EXERCISE OBJECTIVE:
Go through the listing below. Copy each line that has the string "results".

ENTRIES SHOWN:
+---+

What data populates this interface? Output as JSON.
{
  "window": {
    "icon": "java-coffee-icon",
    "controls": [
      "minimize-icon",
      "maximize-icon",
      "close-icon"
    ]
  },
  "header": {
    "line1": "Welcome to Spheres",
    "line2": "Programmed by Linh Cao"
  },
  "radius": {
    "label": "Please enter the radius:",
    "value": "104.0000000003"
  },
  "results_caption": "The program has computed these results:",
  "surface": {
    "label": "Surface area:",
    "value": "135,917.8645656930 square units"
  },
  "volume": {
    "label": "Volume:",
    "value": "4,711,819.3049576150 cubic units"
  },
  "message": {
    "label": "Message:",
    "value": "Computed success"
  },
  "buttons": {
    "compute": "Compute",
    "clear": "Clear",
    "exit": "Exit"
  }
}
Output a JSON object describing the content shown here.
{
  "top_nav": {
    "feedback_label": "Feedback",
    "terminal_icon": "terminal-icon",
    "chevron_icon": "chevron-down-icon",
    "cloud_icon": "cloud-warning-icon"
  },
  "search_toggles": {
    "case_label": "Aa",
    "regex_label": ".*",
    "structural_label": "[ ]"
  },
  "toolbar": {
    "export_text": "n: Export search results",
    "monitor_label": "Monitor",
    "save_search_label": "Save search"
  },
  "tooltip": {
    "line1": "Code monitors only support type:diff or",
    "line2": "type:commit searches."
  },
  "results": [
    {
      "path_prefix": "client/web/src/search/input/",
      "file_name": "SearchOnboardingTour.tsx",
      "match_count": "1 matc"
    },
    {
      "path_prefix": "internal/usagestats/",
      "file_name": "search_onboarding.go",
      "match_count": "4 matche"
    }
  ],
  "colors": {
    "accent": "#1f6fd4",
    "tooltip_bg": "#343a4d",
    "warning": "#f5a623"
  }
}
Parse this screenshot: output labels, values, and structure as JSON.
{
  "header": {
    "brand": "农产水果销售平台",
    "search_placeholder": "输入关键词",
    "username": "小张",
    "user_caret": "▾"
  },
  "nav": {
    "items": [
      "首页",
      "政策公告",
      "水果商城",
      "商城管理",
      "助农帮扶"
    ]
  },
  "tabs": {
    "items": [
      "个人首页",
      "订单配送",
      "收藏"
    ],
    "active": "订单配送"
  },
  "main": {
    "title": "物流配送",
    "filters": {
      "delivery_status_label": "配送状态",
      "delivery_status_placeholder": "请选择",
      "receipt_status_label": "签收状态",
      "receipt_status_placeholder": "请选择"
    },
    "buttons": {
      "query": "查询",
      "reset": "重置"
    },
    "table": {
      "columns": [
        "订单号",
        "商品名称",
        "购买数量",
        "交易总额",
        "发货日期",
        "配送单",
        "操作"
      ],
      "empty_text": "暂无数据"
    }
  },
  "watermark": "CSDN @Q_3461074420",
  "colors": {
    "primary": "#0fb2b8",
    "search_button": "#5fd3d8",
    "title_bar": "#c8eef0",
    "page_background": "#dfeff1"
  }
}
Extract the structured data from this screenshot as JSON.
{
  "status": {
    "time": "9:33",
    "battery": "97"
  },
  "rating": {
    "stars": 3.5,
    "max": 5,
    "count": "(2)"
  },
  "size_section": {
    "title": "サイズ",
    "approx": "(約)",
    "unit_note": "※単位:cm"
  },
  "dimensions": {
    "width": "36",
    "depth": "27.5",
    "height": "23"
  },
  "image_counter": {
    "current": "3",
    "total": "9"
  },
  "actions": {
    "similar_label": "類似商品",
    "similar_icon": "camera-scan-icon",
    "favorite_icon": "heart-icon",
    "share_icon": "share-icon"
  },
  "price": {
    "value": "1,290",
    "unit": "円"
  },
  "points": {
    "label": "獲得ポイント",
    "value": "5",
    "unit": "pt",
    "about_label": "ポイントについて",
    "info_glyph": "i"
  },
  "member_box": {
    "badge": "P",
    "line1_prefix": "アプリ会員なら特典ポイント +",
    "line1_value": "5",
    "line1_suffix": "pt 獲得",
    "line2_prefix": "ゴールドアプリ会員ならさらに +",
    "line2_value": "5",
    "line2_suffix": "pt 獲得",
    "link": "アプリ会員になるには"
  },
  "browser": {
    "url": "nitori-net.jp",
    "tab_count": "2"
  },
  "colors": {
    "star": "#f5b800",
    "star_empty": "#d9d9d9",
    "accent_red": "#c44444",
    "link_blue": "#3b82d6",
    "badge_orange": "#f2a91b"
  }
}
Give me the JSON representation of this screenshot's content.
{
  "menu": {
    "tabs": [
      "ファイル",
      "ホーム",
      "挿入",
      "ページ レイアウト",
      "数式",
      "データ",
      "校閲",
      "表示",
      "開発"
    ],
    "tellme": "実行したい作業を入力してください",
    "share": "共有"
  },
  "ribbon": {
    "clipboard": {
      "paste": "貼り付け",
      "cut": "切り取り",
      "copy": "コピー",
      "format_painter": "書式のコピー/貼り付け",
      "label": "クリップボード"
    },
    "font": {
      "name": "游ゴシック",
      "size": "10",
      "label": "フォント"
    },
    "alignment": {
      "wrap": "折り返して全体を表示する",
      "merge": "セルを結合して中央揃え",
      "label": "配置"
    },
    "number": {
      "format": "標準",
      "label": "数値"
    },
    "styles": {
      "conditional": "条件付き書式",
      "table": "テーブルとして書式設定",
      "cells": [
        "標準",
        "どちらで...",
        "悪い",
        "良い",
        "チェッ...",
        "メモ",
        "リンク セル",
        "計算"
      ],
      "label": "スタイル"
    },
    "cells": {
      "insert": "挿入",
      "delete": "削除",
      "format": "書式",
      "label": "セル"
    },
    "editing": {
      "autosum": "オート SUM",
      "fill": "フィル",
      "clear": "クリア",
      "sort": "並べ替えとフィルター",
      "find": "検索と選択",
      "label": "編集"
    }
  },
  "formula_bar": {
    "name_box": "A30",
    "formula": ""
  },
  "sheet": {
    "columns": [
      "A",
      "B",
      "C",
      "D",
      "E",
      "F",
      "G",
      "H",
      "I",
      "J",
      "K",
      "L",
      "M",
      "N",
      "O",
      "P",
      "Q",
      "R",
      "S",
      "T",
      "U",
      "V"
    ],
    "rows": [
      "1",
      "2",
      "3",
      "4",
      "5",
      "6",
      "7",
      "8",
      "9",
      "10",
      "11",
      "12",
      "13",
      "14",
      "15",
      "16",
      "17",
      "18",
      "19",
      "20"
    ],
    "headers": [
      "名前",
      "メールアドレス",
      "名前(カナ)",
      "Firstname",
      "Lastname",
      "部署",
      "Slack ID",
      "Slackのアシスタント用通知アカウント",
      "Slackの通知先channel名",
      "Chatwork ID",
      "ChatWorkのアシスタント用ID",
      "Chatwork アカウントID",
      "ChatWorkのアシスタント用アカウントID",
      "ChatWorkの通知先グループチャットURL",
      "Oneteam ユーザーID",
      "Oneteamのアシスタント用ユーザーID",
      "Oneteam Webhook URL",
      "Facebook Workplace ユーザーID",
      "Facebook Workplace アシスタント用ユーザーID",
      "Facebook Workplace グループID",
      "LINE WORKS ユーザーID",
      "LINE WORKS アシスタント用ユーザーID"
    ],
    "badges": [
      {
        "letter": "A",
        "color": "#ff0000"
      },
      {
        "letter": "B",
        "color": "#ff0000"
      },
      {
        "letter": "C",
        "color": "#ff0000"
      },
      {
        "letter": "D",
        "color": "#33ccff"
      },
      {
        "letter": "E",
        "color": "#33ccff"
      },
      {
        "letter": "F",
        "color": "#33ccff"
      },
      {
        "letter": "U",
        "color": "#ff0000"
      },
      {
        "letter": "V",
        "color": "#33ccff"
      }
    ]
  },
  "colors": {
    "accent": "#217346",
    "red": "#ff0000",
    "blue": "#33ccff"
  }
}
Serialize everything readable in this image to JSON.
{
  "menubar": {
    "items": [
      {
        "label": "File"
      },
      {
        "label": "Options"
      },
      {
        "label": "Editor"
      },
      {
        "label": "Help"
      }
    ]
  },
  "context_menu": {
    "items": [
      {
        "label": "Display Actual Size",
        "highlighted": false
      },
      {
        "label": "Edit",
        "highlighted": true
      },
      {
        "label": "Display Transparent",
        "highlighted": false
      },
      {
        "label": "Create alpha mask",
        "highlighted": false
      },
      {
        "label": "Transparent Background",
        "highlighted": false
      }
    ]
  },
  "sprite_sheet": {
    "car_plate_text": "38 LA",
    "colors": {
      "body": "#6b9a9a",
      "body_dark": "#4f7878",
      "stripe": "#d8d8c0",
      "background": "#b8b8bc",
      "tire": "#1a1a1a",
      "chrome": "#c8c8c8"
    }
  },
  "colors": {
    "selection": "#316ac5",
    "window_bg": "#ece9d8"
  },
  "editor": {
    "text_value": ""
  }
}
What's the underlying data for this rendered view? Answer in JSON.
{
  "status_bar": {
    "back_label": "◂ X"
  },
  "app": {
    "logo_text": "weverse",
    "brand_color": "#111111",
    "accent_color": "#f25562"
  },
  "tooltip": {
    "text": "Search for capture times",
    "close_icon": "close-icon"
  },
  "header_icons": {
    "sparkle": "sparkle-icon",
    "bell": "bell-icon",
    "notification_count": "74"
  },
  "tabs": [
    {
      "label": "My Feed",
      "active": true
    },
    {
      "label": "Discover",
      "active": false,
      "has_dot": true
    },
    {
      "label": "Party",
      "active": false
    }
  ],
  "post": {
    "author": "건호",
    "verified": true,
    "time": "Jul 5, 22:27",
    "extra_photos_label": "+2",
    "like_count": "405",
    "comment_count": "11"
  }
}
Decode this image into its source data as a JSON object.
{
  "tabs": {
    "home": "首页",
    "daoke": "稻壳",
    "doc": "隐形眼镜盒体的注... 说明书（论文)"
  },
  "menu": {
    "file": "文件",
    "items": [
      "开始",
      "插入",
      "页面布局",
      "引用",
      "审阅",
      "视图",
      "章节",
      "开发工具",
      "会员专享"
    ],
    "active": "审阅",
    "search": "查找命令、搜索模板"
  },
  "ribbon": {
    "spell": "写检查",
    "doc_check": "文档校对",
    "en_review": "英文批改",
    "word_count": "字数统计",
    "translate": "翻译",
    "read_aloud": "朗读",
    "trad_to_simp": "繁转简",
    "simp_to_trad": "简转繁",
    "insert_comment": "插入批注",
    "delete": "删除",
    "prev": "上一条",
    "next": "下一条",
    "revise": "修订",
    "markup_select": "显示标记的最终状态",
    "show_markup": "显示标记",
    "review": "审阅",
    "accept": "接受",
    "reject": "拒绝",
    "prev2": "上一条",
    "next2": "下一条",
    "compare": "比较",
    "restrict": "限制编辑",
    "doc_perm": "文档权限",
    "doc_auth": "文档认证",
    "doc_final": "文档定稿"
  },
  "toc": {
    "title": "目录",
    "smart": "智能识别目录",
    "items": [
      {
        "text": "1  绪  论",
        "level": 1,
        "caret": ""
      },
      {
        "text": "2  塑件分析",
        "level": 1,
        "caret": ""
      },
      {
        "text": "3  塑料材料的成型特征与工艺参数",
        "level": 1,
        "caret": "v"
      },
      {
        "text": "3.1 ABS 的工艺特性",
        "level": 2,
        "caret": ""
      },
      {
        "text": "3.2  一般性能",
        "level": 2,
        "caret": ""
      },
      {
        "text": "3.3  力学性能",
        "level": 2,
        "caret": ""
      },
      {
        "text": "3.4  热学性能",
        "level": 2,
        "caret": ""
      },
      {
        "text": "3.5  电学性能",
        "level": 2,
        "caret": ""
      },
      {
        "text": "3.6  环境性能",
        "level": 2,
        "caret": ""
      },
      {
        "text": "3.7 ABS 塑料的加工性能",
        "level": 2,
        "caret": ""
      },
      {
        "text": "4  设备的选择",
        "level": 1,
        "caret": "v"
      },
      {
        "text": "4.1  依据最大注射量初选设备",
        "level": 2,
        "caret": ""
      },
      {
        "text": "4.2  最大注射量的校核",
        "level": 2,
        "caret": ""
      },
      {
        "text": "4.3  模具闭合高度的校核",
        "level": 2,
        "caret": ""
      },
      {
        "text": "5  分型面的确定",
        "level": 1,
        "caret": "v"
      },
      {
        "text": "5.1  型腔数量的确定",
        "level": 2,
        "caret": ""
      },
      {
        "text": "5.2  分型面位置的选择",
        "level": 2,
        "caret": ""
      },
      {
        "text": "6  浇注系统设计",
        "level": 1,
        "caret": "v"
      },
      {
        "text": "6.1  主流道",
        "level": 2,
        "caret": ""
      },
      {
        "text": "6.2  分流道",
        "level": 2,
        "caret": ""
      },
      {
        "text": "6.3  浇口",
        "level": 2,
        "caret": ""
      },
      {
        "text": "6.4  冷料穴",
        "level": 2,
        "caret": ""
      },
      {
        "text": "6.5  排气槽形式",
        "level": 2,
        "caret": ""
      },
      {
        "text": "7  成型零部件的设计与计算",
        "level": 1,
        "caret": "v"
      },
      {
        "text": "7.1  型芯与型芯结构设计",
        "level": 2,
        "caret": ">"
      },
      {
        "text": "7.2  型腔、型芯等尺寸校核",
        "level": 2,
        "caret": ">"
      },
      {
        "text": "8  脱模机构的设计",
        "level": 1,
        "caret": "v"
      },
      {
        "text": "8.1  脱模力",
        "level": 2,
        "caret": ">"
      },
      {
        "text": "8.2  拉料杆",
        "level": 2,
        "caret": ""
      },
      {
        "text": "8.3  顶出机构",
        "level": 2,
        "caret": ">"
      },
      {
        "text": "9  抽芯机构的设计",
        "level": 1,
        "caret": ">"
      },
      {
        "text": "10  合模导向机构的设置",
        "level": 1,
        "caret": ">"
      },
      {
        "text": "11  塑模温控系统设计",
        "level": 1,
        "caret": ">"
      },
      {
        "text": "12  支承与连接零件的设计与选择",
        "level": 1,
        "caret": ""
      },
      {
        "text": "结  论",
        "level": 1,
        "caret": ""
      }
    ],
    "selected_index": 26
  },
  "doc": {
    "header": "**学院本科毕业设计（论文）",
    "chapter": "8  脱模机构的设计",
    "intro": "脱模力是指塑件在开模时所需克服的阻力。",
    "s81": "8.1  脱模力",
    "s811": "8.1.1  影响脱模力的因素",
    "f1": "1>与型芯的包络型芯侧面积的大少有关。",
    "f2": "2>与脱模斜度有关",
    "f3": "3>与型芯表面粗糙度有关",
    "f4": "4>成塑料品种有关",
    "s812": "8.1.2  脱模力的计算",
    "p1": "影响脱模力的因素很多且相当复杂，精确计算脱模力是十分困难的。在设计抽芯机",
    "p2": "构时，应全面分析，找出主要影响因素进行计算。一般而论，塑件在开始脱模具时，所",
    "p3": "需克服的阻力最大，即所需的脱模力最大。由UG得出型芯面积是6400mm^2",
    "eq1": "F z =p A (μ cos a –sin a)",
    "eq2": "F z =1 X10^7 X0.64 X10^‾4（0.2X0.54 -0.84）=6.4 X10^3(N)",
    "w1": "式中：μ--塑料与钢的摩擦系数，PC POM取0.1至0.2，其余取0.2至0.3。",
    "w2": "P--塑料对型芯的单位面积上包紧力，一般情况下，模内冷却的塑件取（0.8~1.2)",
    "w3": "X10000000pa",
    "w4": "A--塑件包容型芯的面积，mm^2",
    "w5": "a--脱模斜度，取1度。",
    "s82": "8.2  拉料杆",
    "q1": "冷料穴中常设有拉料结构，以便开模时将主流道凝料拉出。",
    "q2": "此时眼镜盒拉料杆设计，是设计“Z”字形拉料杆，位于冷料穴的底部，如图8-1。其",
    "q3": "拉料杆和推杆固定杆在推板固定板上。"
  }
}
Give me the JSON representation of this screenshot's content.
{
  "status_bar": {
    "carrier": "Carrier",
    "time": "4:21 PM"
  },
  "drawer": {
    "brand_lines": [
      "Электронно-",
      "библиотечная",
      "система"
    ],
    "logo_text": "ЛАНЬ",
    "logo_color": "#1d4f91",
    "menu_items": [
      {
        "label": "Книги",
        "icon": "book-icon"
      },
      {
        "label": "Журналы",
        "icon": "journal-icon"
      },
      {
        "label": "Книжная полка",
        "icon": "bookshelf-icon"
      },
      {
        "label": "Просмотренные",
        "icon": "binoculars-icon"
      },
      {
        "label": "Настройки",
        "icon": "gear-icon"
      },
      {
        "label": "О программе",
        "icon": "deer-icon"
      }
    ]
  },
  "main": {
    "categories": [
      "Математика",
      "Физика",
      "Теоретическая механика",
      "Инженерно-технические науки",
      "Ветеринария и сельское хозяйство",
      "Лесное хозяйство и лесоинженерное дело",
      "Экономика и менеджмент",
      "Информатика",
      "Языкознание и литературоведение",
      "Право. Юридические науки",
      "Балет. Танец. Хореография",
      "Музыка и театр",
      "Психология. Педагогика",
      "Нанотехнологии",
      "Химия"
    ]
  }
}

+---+

TASK OUTPUT:
  "results_caption": "The program has computed these results:",
    "export_text": "n: Export search results",
  "results": [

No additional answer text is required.